### What you need to do:
Check each line of the records below for the word "this" and copy those where it appears.

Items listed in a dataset
<<<<
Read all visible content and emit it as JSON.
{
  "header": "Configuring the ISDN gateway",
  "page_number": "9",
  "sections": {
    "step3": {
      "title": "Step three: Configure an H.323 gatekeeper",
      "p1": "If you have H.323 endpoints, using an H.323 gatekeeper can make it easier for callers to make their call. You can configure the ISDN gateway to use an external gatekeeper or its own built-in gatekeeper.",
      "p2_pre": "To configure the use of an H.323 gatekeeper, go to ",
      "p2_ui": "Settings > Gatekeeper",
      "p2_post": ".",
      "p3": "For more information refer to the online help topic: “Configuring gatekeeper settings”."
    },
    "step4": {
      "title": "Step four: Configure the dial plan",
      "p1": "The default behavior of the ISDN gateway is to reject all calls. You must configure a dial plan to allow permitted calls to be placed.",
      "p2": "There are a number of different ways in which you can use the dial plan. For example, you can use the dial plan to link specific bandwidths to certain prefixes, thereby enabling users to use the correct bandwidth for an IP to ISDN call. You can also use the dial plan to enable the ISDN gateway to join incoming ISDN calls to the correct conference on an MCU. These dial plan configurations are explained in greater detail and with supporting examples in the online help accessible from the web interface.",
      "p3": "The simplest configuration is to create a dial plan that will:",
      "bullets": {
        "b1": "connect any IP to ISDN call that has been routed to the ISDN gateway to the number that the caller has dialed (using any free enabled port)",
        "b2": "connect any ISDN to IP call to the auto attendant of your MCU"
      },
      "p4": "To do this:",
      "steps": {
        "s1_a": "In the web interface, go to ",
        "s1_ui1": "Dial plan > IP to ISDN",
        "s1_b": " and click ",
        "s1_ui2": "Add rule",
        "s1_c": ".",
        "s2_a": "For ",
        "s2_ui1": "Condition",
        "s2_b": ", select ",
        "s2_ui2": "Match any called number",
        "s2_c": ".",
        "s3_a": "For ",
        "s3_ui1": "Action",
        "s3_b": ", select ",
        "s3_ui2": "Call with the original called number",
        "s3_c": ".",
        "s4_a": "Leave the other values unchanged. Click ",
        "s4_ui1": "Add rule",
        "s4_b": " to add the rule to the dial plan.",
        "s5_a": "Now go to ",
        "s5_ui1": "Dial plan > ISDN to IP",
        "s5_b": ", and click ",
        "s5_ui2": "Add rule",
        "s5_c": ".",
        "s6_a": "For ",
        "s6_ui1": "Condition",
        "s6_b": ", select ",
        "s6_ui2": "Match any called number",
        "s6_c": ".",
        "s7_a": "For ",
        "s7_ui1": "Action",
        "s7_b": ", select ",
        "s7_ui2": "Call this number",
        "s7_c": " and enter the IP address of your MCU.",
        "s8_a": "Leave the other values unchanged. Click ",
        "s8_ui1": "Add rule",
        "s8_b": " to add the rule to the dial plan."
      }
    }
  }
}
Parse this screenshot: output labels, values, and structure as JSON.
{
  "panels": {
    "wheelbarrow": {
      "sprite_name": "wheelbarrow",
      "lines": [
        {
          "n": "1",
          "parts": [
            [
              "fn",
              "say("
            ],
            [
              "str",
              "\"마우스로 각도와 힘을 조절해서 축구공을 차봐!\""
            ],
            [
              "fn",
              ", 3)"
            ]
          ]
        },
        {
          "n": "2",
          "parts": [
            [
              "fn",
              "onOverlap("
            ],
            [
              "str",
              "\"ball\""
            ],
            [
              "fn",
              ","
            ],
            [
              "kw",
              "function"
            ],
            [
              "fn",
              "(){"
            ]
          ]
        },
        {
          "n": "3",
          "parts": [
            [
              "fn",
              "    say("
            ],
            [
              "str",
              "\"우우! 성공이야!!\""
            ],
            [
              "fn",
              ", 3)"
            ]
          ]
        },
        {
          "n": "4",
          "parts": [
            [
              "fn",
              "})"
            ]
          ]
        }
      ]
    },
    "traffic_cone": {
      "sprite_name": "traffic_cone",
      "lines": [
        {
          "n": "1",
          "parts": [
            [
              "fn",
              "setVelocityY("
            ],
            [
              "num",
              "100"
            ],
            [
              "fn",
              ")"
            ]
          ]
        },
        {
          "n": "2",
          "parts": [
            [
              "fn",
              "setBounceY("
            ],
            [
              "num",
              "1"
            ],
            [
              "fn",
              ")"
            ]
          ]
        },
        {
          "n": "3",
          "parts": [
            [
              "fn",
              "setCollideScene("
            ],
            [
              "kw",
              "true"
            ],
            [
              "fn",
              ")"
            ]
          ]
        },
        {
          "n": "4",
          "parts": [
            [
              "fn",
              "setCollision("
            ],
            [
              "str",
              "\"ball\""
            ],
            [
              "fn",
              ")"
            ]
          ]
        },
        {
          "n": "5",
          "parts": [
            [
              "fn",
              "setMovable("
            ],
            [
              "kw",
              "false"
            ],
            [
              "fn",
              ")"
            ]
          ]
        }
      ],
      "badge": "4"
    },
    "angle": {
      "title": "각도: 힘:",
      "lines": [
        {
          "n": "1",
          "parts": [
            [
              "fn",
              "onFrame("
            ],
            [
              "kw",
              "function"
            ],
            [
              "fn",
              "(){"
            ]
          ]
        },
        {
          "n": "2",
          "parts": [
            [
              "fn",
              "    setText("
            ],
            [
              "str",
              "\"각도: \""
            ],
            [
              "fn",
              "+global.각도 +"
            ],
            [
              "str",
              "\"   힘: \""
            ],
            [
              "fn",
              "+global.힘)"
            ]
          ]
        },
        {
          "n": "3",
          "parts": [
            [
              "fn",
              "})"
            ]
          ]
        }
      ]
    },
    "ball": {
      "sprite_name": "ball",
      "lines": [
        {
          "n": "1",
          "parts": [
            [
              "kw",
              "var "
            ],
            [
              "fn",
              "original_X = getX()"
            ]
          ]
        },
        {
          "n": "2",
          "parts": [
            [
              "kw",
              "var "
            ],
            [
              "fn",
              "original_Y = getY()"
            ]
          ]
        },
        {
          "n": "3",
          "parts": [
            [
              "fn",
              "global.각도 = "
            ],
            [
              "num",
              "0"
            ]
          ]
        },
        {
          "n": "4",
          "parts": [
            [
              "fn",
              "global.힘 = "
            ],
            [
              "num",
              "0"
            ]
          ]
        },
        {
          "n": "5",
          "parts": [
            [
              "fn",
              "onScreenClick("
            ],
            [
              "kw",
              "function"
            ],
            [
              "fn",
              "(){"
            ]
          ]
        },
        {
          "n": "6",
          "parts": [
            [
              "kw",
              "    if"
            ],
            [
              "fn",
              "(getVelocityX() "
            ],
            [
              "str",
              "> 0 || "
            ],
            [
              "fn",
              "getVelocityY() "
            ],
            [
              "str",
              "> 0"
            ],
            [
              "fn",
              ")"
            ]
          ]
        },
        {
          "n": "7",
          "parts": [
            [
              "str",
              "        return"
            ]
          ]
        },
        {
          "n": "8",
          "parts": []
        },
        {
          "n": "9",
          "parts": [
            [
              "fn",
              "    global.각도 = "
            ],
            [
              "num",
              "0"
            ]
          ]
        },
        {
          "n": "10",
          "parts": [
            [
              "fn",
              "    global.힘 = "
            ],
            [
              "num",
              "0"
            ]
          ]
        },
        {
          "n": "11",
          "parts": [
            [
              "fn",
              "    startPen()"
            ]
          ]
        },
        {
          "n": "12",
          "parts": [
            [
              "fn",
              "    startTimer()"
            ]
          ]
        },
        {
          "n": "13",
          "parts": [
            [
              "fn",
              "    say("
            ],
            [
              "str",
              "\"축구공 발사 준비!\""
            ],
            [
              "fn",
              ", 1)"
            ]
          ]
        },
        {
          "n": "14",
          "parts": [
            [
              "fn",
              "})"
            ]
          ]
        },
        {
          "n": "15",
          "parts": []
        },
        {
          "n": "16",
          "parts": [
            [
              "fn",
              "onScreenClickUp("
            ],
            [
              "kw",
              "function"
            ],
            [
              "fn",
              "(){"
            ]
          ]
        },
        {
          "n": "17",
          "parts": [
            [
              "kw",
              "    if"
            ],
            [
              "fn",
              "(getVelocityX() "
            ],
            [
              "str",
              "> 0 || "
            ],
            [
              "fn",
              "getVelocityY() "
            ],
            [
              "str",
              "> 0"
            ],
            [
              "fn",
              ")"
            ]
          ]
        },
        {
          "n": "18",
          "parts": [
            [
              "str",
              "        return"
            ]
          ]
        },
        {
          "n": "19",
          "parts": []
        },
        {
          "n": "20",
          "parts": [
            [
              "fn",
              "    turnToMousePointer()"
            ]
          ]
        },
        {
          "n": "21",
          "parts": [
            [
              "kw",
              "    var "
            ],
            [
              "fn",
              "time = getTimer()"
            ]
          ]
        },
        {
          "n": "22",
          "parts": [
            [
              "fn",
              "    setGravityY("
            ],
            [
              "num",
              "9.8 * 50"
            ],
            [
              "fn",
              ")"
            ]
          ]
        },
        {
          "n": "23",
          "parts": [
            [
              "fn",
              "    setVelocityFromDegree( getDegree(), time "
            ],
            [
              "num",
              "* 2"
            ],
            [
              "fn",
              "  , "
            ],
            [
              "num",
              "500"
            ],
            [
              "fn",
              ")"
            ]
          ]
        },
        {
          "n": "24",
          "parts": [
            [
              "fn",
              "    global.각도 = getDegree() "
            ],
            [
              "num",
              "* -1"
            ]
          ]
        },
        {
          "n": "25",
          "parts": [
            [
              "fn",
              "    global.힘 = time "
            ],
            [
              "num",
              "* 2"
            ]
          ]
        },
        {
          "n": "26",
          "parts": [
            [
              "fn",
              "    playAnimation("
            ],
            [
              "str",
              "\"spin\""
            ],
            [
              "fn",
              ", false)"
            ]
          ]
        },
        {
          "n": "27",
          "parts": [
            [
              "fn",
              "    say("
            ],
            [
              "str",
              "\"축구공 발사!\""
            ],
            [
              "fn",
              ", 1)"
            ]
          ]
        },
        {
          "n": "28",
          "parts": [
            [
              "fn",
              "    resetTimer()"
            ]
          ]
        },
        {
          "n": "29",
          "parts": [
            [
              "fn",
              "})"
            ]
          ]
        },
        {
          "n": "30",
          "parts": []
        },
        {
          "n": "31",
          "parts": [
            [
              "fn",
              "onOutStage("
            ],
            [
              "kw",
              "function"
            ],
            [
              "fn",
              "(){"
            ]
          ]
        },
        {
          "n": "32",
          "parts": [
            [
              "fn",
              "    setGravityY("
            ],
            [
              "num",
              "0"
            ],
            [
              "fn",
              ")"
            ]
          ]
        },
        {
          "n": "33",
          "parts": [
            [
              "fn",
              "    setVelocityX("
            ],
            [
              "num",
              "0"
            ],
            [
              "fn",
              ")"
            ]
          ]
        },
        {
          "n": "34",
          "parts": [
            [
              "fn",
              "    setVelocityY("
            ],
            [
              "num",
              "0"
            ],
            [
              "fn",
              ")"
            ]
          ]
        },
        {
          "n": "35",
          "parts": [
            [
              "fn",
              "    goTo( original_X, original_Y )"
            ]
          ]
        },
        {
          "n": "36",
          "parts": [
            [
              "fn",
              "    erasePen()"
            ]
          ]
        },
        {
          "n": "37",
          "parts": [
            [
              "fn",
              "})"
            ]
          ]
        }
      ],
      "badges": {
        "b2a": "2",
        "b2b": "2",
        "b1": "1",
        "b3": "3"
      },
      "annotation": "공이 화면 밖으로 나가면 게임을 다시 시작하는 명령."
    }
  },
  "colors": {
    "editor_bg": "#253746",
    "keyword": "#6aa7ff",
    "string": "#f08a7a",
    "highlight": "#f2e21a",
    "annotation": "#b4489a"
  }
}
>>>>
### Output below:
      "p4": "To do this:",
        "s7_ui2": "Call this number",
Parse this screenshot: output labels, values, and structure as JSON.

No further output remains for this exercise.